PROMPT: When the word "Resolve" appears in a line of the data below, list that line.
[[ SOURCE DATA, beginning ]]
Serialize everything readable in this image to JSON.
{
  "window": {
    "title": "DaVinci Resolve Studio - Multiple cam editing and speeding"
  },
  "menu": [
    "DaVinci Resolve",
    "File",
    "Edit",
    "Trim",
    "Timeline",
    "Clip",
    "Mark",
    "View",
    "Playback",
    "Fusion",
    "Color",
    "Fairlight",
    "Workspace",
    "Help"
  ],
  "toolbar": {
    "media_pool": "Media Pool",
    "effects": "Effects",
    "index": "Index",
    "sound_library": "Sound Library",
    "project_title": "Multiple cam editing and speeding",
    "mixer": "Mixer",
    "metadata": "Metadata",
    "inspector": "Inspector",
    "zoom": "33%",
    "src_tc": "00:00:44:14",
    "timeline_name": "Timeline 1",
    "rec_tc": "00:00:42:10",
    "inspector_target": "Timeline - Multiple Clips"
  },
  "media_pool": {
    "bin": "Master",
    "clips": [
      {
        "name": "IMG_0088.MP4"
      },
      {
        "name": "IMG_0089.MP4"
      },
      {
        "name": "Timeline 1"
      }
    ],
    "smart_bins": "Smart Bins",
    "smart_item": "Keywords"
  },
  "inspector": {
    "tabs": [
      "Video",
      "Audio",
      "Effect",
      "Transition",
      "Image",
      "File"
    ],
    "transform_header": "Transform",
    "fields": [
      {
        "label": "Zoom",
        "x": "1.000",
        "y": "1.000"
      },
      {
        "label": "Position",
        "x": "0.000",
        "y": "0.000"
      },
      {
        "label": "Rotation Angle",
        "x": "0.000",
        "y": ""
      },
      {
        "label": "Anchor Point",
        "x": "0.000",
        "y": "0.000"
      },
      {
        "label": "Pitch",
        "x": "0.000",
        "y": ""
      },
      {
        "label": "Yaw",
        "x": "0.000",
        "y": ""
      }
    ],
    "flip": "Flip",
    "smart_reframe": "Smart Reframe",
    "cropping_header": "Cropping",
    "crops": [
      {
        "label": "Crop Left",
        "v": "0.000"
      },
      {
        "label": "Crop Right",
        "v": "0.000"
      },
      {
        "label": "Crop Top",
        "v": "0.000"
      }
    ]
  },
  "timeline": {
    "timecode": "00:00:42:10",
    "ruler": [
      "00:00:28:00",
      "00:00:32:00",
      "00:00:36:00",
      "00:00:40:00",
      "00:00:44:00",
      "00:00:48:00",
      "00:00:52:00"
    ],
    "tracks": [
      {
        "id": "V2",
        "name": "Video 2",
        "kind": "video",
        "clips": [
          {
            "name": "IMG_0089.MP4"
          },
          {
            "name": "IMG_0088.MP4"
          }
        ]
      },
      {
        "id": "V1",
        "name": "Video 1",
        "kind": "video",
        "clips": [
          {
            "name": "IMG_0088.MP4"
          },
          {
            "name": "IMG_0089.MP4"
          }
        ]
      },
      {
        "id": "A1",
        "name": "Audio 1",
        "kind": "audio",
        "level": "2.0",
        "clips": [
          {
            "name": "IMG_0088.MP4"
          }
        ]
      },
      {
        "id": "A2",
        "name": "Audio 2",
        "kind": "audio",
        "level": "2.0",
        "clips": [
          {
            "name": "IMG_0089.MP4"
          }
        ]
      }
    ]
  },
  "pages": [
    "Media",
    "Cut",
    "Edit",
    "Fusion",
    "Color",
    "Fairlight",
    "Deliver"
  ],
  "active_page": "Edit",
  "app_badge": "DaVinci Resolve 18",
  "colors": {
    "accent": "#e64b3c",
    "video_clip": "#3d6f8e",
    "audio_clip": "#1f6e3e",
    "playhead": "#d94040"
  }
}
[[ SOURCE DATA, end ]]
OUTPUT FOR THIS TASK:
    "title": "DaVinci Resolve Studio - Multiple cam editing and speeding"
    "DaVinci Resolve",
  "app_badge": "DaVinci Resolve 18",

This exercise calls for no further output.